■ Provided information ■
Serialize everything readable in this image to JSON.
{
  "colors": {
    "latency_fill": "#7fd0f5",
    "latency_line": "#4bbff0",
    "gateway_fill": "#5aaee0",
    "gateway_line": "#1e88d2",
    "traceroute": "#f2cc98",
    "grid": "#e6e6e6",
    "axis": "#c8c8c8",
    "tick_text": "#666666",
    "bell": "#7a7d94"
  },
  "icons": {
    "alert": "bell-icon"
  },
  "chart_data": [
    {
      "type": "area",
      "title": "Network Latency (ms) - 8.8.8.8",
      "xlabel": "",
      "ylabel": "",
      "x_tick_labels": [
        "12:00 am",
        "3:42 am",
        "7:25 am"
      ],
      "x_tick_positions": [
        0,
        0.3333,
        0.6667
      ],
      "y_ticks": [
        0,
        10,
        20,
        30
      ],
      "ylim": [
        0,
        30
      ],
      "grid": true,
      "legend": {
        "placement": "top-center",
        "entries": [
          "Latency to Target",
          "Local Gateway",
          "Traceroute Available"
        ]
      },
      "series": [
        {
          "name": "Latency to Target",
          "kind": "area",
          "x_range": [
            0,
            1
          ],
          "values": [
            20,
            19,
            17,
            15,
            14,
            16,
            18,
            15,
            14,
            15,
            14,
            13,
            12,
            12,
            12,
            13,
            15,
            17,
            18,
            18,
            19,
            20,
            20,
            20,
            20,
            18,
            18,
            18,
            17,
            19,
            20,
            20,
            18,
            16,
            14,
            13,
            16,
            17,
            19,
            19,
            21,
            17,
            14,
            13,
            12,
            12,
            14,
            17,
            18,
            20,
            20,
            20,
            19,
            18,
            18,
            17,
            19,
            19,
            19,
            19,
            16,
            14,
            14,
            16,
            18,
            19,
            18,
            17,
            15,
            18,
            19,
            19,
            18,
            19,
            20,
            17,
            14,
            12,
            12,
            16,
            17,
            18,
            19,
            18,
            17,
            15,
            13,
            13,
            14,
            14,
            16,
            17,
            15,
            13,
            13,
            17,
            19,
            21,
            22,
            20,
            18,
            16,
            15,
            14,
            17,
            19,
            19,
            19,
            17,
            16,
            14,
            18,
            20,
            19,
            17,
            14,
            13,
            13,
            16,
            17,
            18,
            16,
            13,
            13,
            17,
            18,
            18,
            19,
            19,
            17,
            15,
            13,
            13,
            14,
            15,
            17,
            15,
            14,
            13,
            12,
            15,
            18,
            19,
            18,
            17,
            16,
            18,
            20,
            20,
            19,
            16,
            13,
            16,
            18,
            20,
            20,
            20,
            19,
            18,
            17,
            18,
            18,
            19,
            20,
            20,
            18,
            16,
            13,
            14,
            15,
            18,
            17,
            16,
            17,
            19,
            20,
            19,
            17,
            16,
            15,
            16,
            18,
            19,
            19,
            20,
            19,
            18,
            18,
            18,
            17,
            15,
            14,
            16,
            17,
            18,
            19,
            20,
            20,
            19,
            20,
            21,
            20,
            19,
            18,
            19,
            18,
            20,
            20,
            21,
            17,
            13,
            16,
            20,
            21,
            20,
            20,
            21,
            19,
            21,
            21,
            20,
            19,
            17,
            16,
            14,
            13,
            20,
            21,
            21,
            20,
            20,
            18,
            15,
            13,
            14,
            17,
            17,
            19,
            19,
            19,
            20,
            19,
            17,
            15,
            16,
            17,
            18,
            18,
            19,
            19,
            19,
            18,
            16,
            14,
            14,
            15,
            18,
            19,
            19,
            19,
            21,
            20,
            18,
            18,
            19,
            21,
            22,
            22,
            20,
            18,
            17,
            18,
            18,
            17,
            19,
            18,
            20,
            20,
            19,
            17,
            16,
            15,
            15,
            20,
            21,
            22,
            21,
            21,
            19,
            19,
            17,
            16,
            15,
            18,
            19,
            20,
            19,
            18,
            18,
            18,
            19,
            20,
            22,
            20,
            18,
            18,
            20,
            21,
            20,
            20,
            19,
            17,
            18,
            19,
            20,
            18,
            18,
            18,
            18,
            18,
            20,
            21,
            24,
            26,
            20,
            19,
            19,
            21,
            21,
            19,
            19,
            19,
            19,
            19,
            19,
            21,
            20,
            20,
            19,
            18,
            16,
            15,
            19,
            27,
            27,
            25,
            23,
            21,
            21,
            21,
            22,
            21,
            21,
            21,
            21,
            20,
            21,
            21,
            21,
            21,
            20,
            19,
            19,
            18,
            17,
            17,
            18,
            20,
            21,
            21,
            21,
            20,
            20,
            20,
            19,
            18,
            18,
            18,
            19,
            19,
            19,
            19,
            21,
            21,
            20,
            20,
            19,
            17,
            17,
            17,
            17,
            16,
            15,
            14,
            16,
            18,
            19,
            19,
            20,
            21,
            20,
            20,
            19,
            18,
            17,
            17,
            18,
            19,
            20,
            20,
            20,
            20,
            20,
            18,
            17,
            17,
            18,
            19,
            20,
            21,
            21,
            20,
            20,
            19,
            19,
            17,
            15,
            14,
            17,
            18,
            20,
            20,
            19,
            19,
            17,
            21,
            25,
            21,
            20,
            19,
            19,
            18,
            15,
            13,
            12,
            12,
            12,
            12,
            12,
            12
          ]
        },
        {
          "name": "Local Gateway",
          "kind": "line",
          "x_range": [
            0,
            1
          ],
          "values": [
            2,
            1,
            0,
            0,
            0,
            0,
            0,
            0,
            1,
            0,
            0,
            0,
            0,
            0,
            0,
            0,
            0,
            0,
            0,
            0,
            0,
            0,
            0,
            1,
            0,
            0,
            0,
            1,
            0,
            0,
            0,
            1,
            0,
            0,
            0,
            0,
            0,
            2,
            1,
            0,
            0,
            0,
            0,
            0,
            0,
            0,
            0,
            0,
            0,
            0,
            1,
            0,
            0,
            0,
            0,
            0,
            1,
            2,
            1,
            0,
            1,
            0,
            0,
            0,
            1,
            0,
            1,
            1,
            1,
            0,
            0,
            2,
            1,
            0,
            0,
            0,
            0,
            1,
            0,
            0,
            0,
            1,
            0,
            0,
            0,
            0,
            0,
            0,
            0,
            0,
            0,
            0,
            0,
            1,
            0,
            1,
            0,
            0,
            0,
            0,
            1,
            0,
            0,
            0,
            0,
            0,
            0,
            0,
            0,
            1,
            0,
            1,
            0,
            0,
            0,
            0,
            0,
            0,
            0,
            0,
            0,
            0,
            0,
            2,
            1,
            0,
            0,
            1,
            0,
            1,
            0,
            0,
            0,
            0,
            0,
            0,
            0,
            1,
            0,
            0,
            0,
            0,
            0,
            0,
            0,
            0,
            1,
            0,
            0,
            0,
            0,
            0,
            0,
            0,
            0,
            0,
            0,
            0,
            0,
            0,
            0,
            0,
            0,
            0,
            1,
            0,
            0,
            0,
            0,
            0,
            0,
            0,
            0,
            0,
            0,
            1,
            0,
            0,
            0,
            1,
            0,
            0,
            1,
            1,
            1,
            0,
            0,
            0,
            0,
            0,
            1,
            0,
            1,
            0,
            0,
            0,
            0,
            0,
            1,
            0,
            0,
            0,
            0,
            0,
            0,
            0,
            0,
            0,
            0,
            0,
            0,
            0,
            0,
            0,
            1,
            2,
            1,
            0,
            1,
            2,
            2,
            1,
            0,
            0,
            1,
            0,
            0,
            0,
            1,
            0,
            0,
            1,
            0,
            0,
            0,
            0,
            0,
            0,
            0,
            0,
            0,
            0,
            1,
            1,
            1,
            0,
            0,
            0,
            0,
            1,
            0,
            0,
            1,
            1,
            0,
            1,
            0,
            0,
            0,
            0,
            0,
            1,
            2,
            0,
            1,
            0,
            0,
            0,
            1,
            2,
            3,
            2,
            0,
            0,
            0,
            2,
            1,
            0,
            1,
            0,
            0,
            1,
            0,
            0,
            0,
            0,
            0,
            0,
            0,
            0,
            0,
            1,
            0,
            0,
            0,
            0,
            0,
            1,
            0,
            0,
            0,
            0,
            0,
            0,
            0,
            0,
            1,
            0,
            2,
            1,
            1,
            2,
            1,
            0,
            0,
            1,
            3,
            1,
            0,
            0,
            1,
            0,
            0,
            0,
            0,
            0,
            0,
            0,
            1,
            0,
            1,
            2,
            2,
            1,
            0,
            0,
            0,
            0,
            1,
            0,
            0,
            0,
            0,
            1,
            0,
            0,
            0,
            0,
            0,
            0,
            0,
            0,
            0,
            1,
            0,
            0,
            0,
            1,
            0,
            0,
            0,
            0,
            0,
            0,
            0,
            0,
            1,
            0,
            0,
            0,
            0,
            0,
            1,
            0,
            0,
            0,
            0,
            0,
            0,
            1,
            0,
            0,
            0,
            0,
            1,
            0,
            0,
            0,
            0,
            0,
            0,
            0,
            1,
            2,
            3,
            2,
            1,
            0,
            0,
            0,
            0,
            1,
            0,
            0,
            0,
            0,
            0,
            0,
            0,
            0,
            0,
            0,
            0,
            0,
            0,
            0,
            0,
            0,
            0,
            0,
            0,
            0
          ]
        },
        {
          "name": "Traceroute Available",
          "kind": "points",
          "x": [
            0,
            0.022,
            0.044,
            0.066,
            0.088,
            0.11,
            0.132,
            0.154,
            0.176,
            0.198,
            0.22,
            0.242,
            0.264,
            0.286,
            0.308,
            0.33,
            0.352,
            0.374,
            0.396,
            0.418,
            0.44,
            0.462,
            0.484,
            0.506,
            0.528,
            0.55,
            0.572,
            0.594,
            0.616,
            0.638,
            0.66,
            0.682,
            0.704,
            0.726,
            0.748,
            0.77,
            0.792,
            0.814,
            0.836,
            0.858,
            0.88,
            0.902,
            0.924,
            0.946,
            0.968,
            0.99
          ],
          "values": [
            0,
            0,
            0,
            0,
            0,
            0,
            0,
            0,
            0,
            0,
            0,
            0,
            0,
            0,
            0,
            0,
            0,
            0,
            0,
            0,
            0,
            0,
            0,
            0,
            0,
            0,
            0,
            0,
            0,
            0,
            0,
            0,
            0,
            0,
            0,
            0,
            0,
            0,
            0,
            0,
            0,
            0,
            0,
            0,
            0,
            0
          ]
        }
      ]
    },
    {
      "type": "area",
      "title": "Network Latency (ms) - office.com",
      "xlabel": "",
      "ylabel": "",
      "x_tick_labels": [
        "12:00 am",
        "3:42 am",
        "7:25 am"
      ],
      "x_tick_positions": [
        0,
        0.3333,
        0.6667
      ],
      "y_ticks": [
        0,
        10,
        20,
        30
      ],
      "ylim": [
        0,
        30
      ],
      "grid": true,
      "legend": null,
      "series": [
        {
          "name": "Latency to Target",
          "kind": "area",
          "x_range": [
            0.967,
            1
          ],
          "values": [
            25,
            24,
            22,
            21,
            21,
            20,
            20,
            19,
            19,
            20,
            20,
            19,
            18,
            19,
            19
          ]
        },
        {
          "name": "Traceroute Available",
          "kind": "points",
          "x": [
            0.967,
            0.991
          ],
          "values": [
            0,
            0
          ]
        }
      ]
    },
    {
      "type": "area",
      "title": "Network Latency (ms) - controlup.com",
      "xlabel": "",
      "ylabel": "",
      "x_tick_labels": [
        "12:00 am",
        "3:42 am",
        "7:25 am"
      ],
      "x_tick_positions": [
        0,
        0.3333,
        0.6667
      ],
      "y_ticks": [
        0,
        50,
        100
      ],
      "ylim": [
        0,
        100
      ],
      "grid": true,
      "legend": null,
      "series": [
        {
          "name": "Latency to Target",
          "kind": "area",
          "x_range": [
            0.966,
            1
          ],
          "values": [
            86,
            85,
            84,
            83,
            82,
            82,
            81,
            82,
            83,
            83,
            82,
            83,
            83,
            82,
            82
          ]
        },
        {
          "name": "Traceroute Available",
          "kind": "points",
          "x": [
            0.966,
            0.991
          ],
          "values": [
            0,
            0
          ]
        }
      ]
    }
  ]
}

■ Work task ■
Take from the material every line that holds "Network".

■ Exercise output ■
      "title": "Network Latency (ms) - 8.8.8.8",
      "title": "Network Latency (ms) - office.com",
      "title": "Network Latency (ms) - controlup.com",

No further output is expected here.